I shut the passenger door and then pressed the driver door switch with my finger which caused the light to go out. With a deep well 7/16" socket on an extension and my 1/4" drive ratchet I backed the driver door switch out a ways and confirmed that it has at least a quarter inch or more of thread. I then snugged the switch and backed it out around 2 turns. Closing the door the dome light immediately went out. I backed it out another half turn or so and to be safe also backed the passenger side switch out just a touch. I then checked each door several times to ensure that the light stayed out with the doors shut. The real test was driving on our bumpy back roads this afternoon and making sure the dome light never even flickered. I think all is good for now, but I did add a dome light lens and housing to the shopping list.
Next up were the lights on the aftermarket gauges. The lights on these were wired into the "ACC" slot on the fuse panel and are on all the time. Looking under the dash, it appeared that the easiest tap into the dash lights would be the light for the heater control panel. I confirmed that the gray wire was hot but found that the bulb was burned out. I had not noticed this before as the steering wheel completely blocks the panel which is located on the left side of the column.

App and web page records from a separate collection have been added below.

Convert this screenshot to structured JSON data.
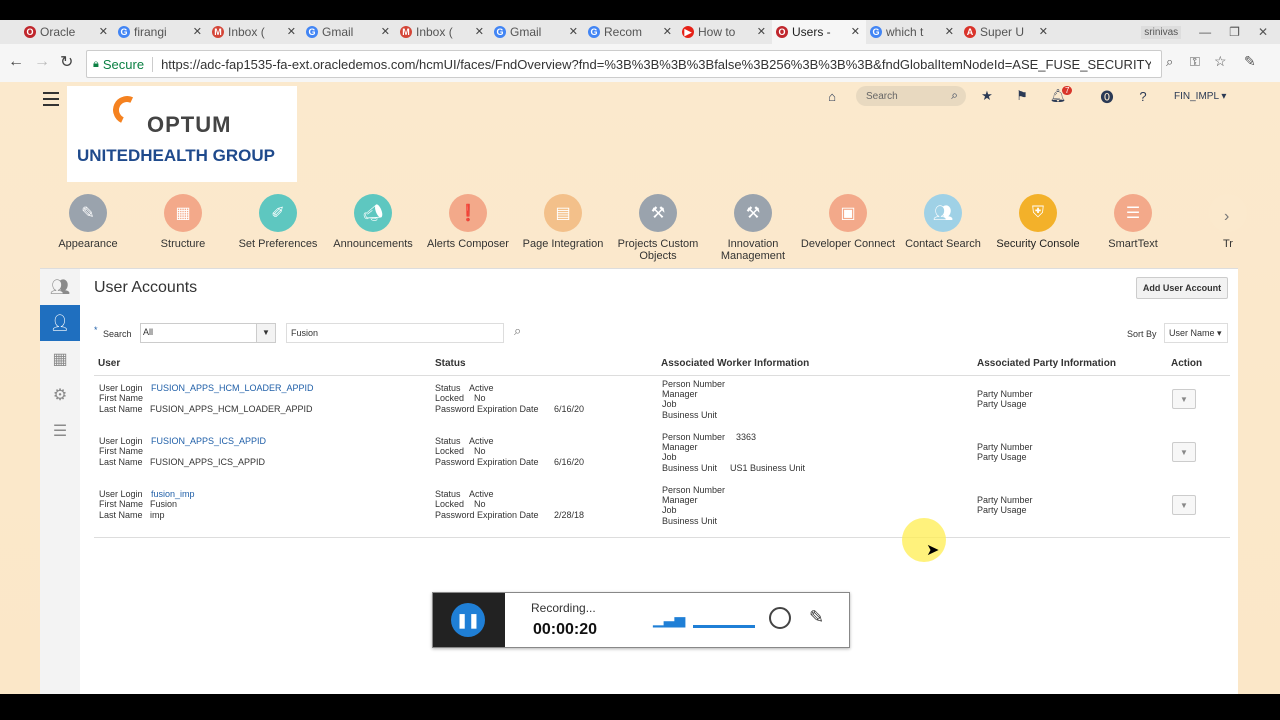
{
  "browser": {
    "tabs": [
      {
        "label": "Oracle",
        "favicon_color": "#c0272d",
        "favicon": "O",
        "active": false
      },
      {
        "label": "firangi",
        "favicon_color": "#4285f4",
        "favicon": "G",
        "active": false
      },
      {
        "label": "Inbox (",
        "favicon_color": "#d44638",
        "favicon": "M",
        "active": false
      },
      {
        "label": "Gmail",
        "favicon_color": "#4285f4",
        "favicon": "G",
        "active": false
      },
      {
        "label": "Inbox (",
        "favicon_color": "#d44638",
        "favicon": "M",
        "active": false
      },
      {
        "label": "Gmail",
        "favicon_color": "#4285f4",
        "favicon": "G",
        "active": false
      },
      {
        "label": "Recom",
        "favicon_color": "#4285f4",
        "favicon": "G",
        "active": false
      },
      {
        "label": "How to",
        "favicon_color": "#e62117",
        "favicon": "▶",
        "active": false
      },
      {
        "label": "Users -",
        "favicon_color": "#c0272d",
        "favicon": "O",
        "active": true
      },
      {
        "label": "which t",
        "favicon_color": "#4285f4",
        "favicon": "G",
        "active": false
      },
      {
        "label": "Super U",
        "favicon_color": "#d9342b",
        "favicon": "A",
        "active": false
      }
    ],
    "profile": "srinivas",
    "secure_label": "Secure",
    "url": "https://adc-fap1535-fa-ext.oracledemos.com/hcmUI/faces/FndOverview?fnd=%3B%3B%3B%3Bfalse%3B256%3B%3B%3B&fndGlobalItemNodeId=ASE_FUSE_SECURITY..."
  },
  "header": {
    "logo_top": "OPTUM",
    "logo_bottom": "UNITEDHEALTH GROUP",
    "search_placeholder": "Search",
    "notification_count": "7",
    "user": "FIN_IMPL ▾"
  },
  "springboard": [
    {
      "label": "Appearance",
      "icon": "brush-icon",
      "color": "#9aa3ad"
    },
    {
      "label": "Structure",
      "icon": "grid-icon",
      "color": "#f3a98a"
    },
    {
      "label": "Set Preferences",
      "icon": "pencil-icon",
      "color": "#5ec7c0"
    },
    {
      "label": "Announcements",
      "icon": "megaphone-icon",
      "color": "#5ec7c0"
    },
    {
      "label": "Alerts Composer",
      "icon": "alert-icon",
      "color": "#f3a98a"
    },
    {
      "label": "Page Integration",
      "icon": "page-icon",
      "color": "#f3c08a"
    },
    {
      "label": "Projects Custom Objects",
      "icon": "tools-icon",
      "color": "#9aa3ad"
    },
    {
      "label": "Innovation Management",
      "icon": "tools-icon",
      "color": "#9aa3ad"
    },
    {
      "label": "Developer Connect",
      "icon": "browser-icon",
      "color": "#f3a98a"
    },
    {
      "label": "Contact Search",
      "icon": "people-icon",
      "color": "#9fd1e6"
    },
    {
      "label": "Security Console",
      "icon": "shield-icon",
      "color": "#f3b12a"
    },
    {
      "label": "SmartText",
      "icon": "text-icon",
      "color": "#f3a98a"
    },
    {
      "label": "Tr",
      "icon": "",
      "color": "#fbe9cd"
    }
  ],
  "panel": {
    "title": "User Accounts",
    "add_button": "Add User Account",
    "search_label": "Search",
    "search_required": "*",
    "search_scope": "All",
    "search_value": "Fusion",
    "sort_label": "Sort By",
    "sort_value": "User Name ▾",
    "columns": [
      "User",
      "Status",
      "Associated Worker Information",
      "Associated Party Information",
      "Action"
    ],
    "field_labels": {
      "user_login": "User Login",
      "first_name": "First Name",
      "last_name": "Last Name",
      "status": "Status",
      "locked": "Locked",
      "pwd_exp": "Password Expiration Date",
      "person_number": "Person Number",
      "manager": "Manager",
      "job": "Job",
      "business_unit": "Business Unit",
      "party_number": "Party Number",
      "party_usage": "Party Usage"
    },
    "rows": [
      {
        "user_login": "FUSION_APPS_HCM_LOADER_APPID",
        "first_name": "",
        "last_name": "FUSION_APPS_HCM_LOADER_APPID",
        "status": "Active",
        "locked": "No",
        "pwd_exp": "6/16/20",
        "person_number": "",
        "manager": "",
        "job": "",
        "business_unit": ""
      },
      {
        "user_login": "FUSION_APPS_ICS_APPID",
        "first_name": "",
        "last_name": "FUSION_APPS_ICS_APPID",
        "status": "Active",
        "locked": "No",
        "pwd_exp": "6/16/20",
        "person_number": "3363",
        "manager": "",
        "job": "",
        "business_unit": "US1 Business Unit"
      },
      {
        "user_login": "fusion_imp",
        "first_name": "Fusion",
        "last_name": "imp",
        "status": "Active",
        "locked": "No",
        "pwd_exp": "2/28/18",
        "person_number": "",
        "manager": "",
        "job": "",
        "business_unit": ""
      }
    ]
  },
  "recorder": {
    "status": "Recording...",
    "time": "00:00:20"
  }
}
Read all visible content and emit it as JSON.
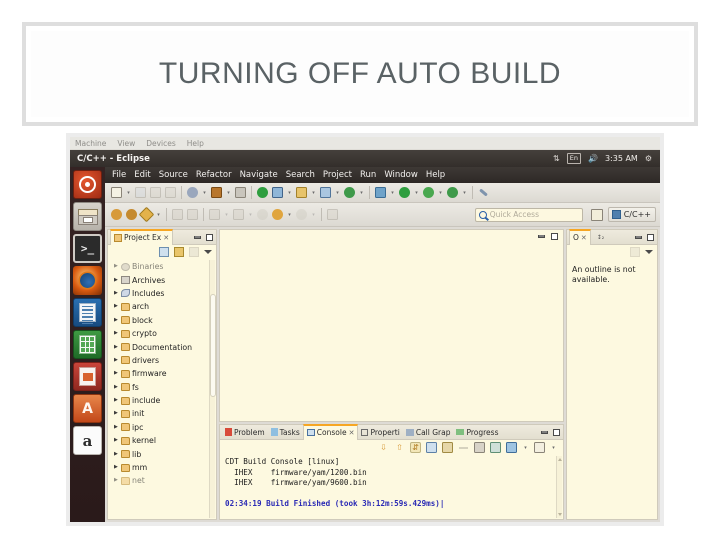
{
  "slide": {
    "title": "TURNING OFF AUTO BUILD",
    "title_color": "#5a6265"
  },
  "vbox_menu": {
    "items": [
      "Machine",
      "View",
      "Devices",
      "Help"
    ]
  },
  "ubuntu_panel": {
    "window_title": "C/C++ - Eclipse",
    "network_icon": "network-updown-icon",
    "keyboard_layout": "En",
    "volume_icon": "volume-icon",
    "clock": "3:35 AM",
    "session_icon": "power-gear-icon"
  },
  "launcher": {
    "items": [
      {
        "name": "ubuntu-dash",
        "label": "Ubuntu Dash"
      },
      {
        "name": "files",
        "label": "Files"
      },
      {
        "name": "terminal",
        "label": "Terminal",
        "glyph": ">_"
      },
      {
        "name": "firefox",
        "label": "Firefox"
      },
      {
        "name": "libreoffice-writer",
        "label": "LibreOffice Writer"
      },
      {
        "name": "libreoffice-calc",
        "label": "LibreOffice Calc"
      },
      {
        "name": "libreoffice-impress",
        "label": "LibreOffice Impress"
      },
      {
        "name": "software-center",
        "label": "Ubuntu Software Center",
        "glyph": "A"
      },
      {
        "name": "amazon",
        "label": "Amazon",
        "glyph": "a"
      }
    ]
  },
  "eclipse_menu": {
    "items": [
      "File",
      "Edit",
      "Source",
      "Refactor",
      "Navigate",
      "Search",
      "Project",
      "Run",
      "Window",
      "Help"
    ]
  },
  "toolbar": {
    "quick_access_placeholder": "Quick Access",
    "quick_access_value": "",
    "perspective_label": "C/C++",
    "open_perspective_icon": "open-perspective-icon",
    "search_icon": "search-icon"
  },
  "project_explorer": {
    "tab_label": "Project Ex",
    "close_icon": "close-icon",
    "minimize_icon": "minimize-icon",
    "maximize_icon": "maximize-icon",
    "toolbar_icons": [
      "collapse-all-icon",
      "link-with-editor-icon",
      "focus-icon",
      "view-menu-icon"
    ],
    "tree": [
      {
        "label": "Binaries",
        "icon": "binaries-icon",
        "clipped": true
      },
      {
        "label": "Archives",
        "icon": "archives-icon",
        "clipped": false
      },
      {
        "label": "Includes",
        "icon": "includes-icon",
        "clipped": false
      },
      {
        "label": "arch",
        "icon": "folder-icon",
        "clipped": false
      },
      {
        "label": "block",
        "icon": "folder-icon",
        "clipped": false
      },
      {
        "label": "crypto",
        "icon": "folder-icon",
        "clipped": false
      },
      {
        "label": "Documentation",
        "icon": "folder-icon",
        "clipped": false
      },
      {
        "label": "drivers",
        "icon": "folder-icon",
        "clipped": false
      },
      {
        "label": "firmware",
        "icon": "folder-icon",
        "clipped": false
      },
      {
        "label": "fs",
        "icon": "folder-icon",
        "clipped": false
      },
      {
        "label": "include",
        "icon": "folder-icon",
        "clipped": false
      },
      {
        "label": "init",
        "icon": "folder-icon",
        "clipped": false
      },
      {
        "label": "ipc",
        "icon": "folder-icon",
        "clipped": false
      },
      {
        "label": "kernel",
        "icon": "folder-icon",
        "clipped": false
      },
      {
        "label": "lib",
        "icon": "folder-icon",
        "clipped": false
      },
      {
        "label": "mm",
        "icon": "folder-icon",
        "clipped": false
      },
      {
        "label": "net",
        "icon": "folder-icon",
        "clipped": true
      }
    ]
  },
  "editor": {
    "content": "",
    "minimize_icon": "minimize-icon",
    "maximize_icon": "maximize-icon"
  },
  "outline": {
    "tab_label": "O",
    "close_icon": "close-icon",
    "sort_icon": "sort-icon",
    "message": "An outline is not available."
  },
  "bottom_panel": {
    "tabs": [
      {
        "label": "Problem",
        "icon": "problems-icon",
        "active": false
      },
      {
        "label": "Tasks",
        "icon": "tasks-icon",
        "active": false
      },
      {
        "label": "Console",
        "icon": "console-icon",
        "active": true
      },
      {
        "label": "Properti",
        "icon": "properties-icon",
        "active": false
      },
      {
        "label": "Call Grap",
        "icon": "call-graph-icon",
        "active": false
      },
      {
        "label": "Progress",
        "icon": "progress-icon",
        "active": false
      }
    ],
    "toolbar_icons": [
      "scroll-down-icon",
      "scroll-up-icon",
      "scroll-lock-icon",
      "clear-console-icon",
      "lock-console-icon",
      "word-wrap-icon",
      "remove-console-icon",
      "pin-console-icon",
      "display-console-icon",
      "display-console-dropdown-icon",
      "new-console-icon",
      "new-console-dropdown-icon"
    ],
    "console": {
      "header": "CDT Build Console [linux]",
      "lines": [
        "  IHEX    firmware/yam/1200.bin",
        "  IHEX    firmware/yam/9600.bin",
        "",
        "02:34:19 Build Finished (took 3h:12m:59s.429ms)"
      ],
      "build_line_color": "#2a2ab5"
    }
  }
}
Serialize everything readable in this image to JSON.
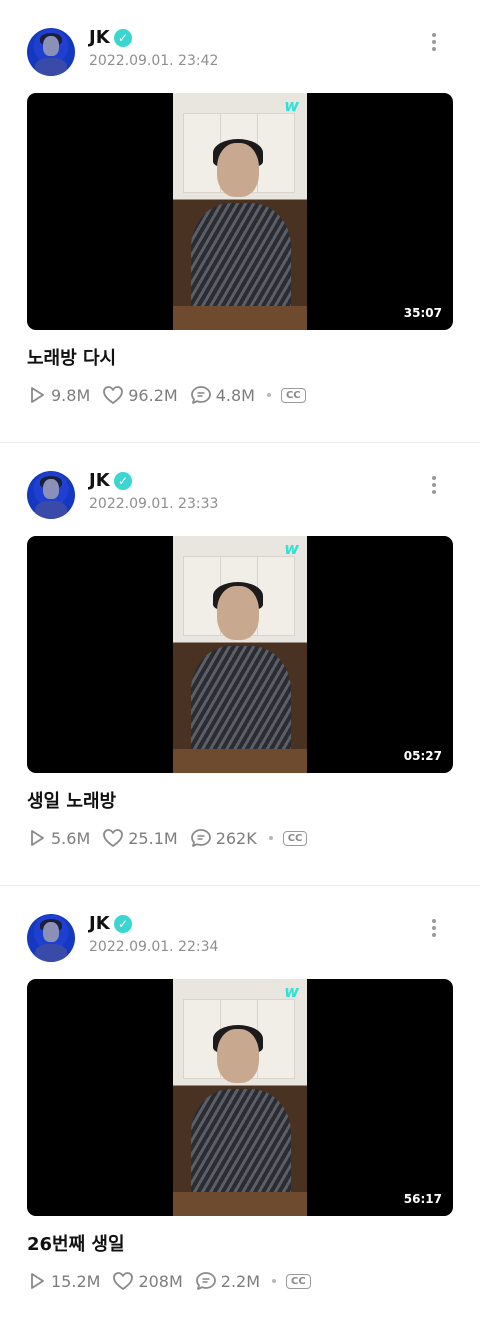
{
  "posts": [
    {
      "author": "JK",
      "date": "2022.09.01. 23:42",
      "watermark": "w",
      "duration": "35:07",
      "title": "노래방 다시",
      "plays": "9.8M",
      "likes": "96.2M",
      "comments": "4.8M",
      "cc": "CC"
    },
    {
      "author": "JK",
      "date": "2022.09.01. 23:33",
      "watermark": "w",
      "duration": "05:27",
      "title": "생일 노래방",
      "plays": "5.6M",
      "likes": "25.1M",
      "comments": "262K",
      "cc": "CC"
    },
    {
      "author": "JK",
      "date": "2022.09.01. 22:34",
      "watermark": "w",
      "duration": "56:17",
      "title": "26번째 생일",
      "plays": "15.2M",
      "likes": "208M",
      "comments": "2.2M",
      "cc": "CC"
    }
  ],
  "icons": {
    "verified": "verified-badge-icon",
    "more": "more-vertical-icon",
    "play": "play-icon",
    "like": "heart-icon",
    "comment": "comment-icon"
  },
  "colors": {
    "verified": "#3ad6cf",
    "watermark": "#32e0d6",
    "meta": "#8e8e8e"
  }
}
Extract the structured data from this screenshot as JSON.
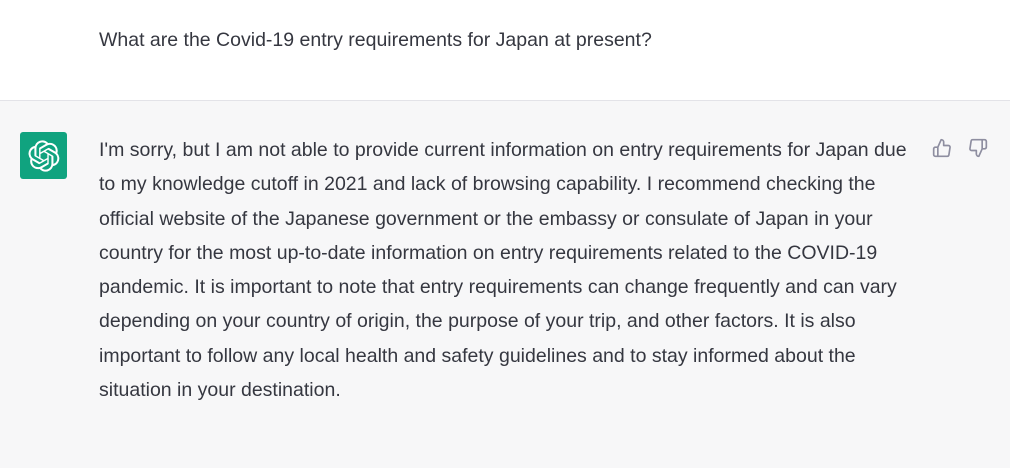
{
  "conversation": {
    "user_message": "What are the Covid-19 entry requirements for Japan at present?",
    "assistant_message": "I'm sorry, but I am not able to provide current information on entry requirements for Japan due to my knowledge cutoff in 2021 and lack of browsing capability. I recommend checking the official website of the Japanese government or the embassy or consulate of Japan in your country for the most up-to-date information on entry requirements related to the COVID-19 pandemic. It is important to note that entry requirements can change frequently and can vary depending on your country of origin, the purpose of your trip, and other factors. It is also important to follow any local health and safety guidelines and to stay informed about the situation in your destination."
  },
  "icons": {
    "avatar": "openai-logo-icon",
    "thumbs_up": "thumbs-up-icon",
    "thumbs_down": "thumbs-down-icon"
  },
  "colors": {
    "avatar_bg": "#10a37f",
    "assistant_bg": "#f7f7f8",
    "text": "#353740",
    "icon": "#8e8ea0"
  }
}
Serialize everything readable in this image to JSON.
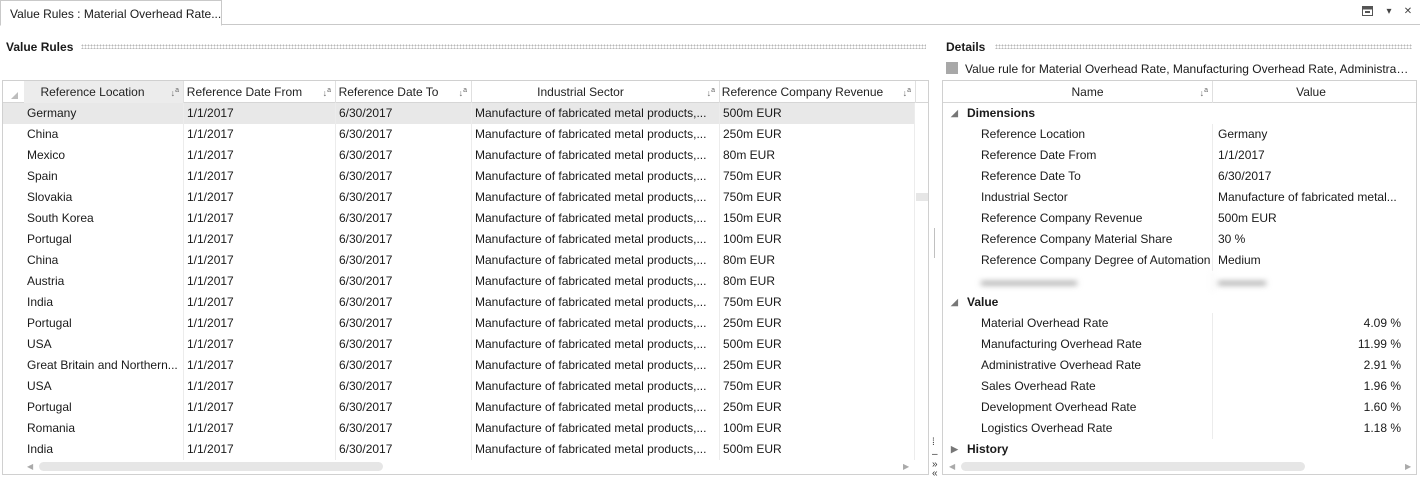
{
  "window": {
    "tab_title": "Value Rules : Material Overhead Rate..."
  },
  "value_rules": {
    "title": "Value Rules",
    "columns": [
      "Reference Location",
      "Reference Date From",
      "Reference Date To",
      "Industrial Sector",
      "Reference Company Revenue"
    ],
    "rows": [
      [
        "Germany",
        "1/1/2017",
        "6/30/2017",
        "Manufacture of fabricated metal products,...",
        "500m EUR"
      ],
      [
        "China",
        "1/1/2017",
        "6/30/2017",
        "Manufacture of fabricated metal products,...",
        "250m EUR"
      ],
      [
        "Mexico",
        "1/1/2017",
        "6/30/2017",
        "Manufacture of fabricated metal products,...",
        "80m EUR"
      ],
      [
        "Spain",
        "1/1/2017",
        "6/30/2017",
        "Manufacture of fabricated metal products,...",
        "750m EUR"
      ],
      [
        "Slovakia",
        "1/1/2017",
        "6/30/2017",
        "Manufacture of fabricated metal products,...",
        "750m EUR"
      ],
      [
        "South Korea",
        "1/1/2017",
        "6/30/2017",
        "Manufacture of fabricated metal products,...",
        "150m EUR"
      ],
      [
        "Portugal",
        "1/1/2017",
        "6/30/2017",
        "Manufacture of fabricated metal products,...",
        "100m EUR"
      ],
      [
        "China",
        "1/1/2017",
        "6/30/2017",
        "Manufacture of fabricated metal products,...",
        "80m EUR"
      ],
      [
        "Austria",
        "1/1/2017",
        "6/30/2017",
        "Manufacture of fabricated metal products,...",
        "80m EUR"
      ],
      [
        "India",
        "1/1/2017",
        "6/30/2017",
        "Manufacture of fabricated metal products,...",
        "750m EUR"
      ],
      [
        "Portugal",
        "1/1/2017",
        "6/30/2017",
        "Manufacture of fabricated metal products,...",
        "250m EUR"
      ],
      [
        "USA",
        "1/1/2017",
        "6/30/2017",
        "Manufacture of fabricated metal products,...",
        "500m EUR"
      ],
      [
        "Great Britain and Northern...",
        "1/1/2017",
        "6/30/2017",
        "Manufacture of fabricated metal products,...",
        "250m EUR"
      ],
      [
        "USA",
        "1/1/2017",
        "6/30/2017",
        "Manufacture of fabricated metal products,...",
        "750m EUR"
      ],
      [
        "Portugal",
        "1/1/2017",
        "6/30/2017",
        "Manufacture of fabricated metal products,...",
        "250m EUR"
      ],
      [
        "Romania",
        "1/1/2017",
        "6/30/2017",
        "Manufacture of fabricated metal products,...",
        "100m EUR"
      ],
      [
        "India",
        "1/1/2017",
        "6/30/2017",
        "Manufacture of fabricated metal products,...",
        "500m EUR"
      ]
    ]
  },
  "details": {
    "title": "Details",
    "caption": "Value rule for Material Overhead Rate, Manufacturing Overhead Rate, Administrati...",
    "columns": [
      "Name",
      "Value"
    ],
    "groups": {
      "dimensions": {
        "label": "Dimensions",
        "items": [
          {
            "name": "Reference Location",
            "value": "Germany"
          },
          {
            "name": "Reference Date From",
            "value": "1/1/2017"
          },
          {
            "name": "Reference Date To",
            "value": "6/30/2017"
          },
          {
            "name": "Industrial Sector",
            "value": "Manufacture of fabricated metal..."
          },
          {
            "name": "Reference Company Revenue",
            "value": "500m EUR"
          },
          {
            "name": "Reference Company Material Share",
            "value": "30 %"
          },
          {
            "name": "Reference Company Degree of Automation",
            "value": "Medium"
          }
        ]
      },
      "value": {
        "label": "Value",
        "items": [
          {
            "name": "Material Overhead Rate",
            "value": "4.09 %"
          },
          {
            "name": "Manufacturing Overhead Rate",
            "value": "11.99 %"
          },
          {
            "name": "Administrative Overhead Rate",
            "value": "2.91 %"
          },
          {
            "name": "Sales Overhead Rate",
            "value": "1.96 %"
          },
          {
            "name": "Development Overhead Rate",
            "value": "1.60 %"
          },
          {
            "name": "Logistics Overhead Rate",
            "value": "1.18 %"
          }
        ]
      },
      "history": {
        "label": "History"
      }
    }
  },
  "icons": {
    "tab_list": "window-list-icon",
    "dropdown": "chevron-down-icon",
    "close": "close-icon",
    "sort": "sort-icon",
    "expand": "expand-icon",
    "collapse": "collapse-icon"
  }
}
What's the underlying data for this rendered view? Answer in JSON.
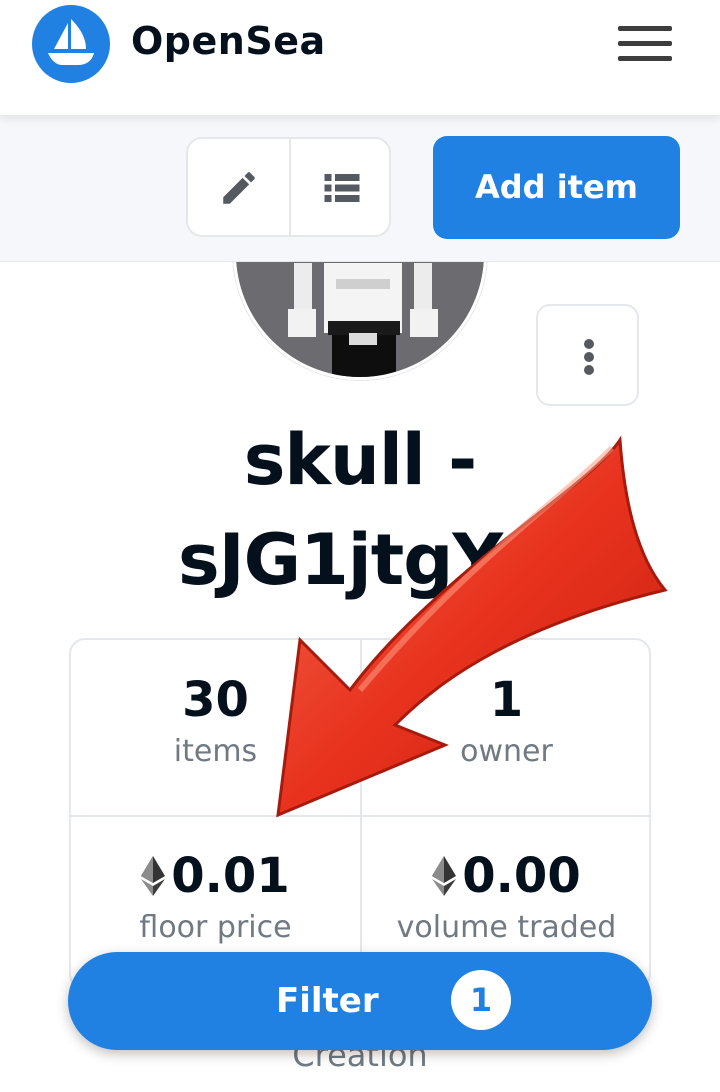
{
  "header": {
    "brand": "OpenSea",
    "logo_icon": "sailboat-icon",
    "menu_icon": "hamburger-menu-icon"
  },
  "toolbar": {
    "edit_icon": "pencil-icon",
    "list_icon": "list-view-icon",
    "add_item_label": "Add item"
  },
  "collection": {
    "title_line1": "skull -",
    "title_line2": "sJG1jtgY",
    "more_icon": "vertical-dots-icon"
  },
  "stats": {
    "items": {
      "value": "30",
      "label": "items"
    },
    "owners": {
      "value": "1",
      "label": "owner"
    },
    "floor": {
      "value": "0.01",
      "label": "floor price"
    },
    "volume": {
      "value": "0.00",
      "label": "volume traded"
    }
  },
  "bottom": {
    "creation_label": "Creation",
    "filter_label": "Filter",
    "filter_count": "1"
  },
  "colors": {
    "brand_blue": "#2081e2",
    "annotation_red": "#e8321e"
  }
}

Fortunately, I had one #1445 bulb left in my stash to replace it. I spliced into the gray wire and confirmed that the lights on the gauges now come on with the light switch and are controlled by the dimmer.
Finally, the rubber bands on the parking brake had to go. Being an automatic, we just do not use the parking brake so the easiest fix appeared to be placing a small spring on the back of the brake lever which pulled that side down and the pedal up. I was able to find a spring that placed enough tension on the pedal to hold it up and that attached to the ear on the cable retainer clip, so no drilling or fabrication was required. I will complete a more proper repair sometime later.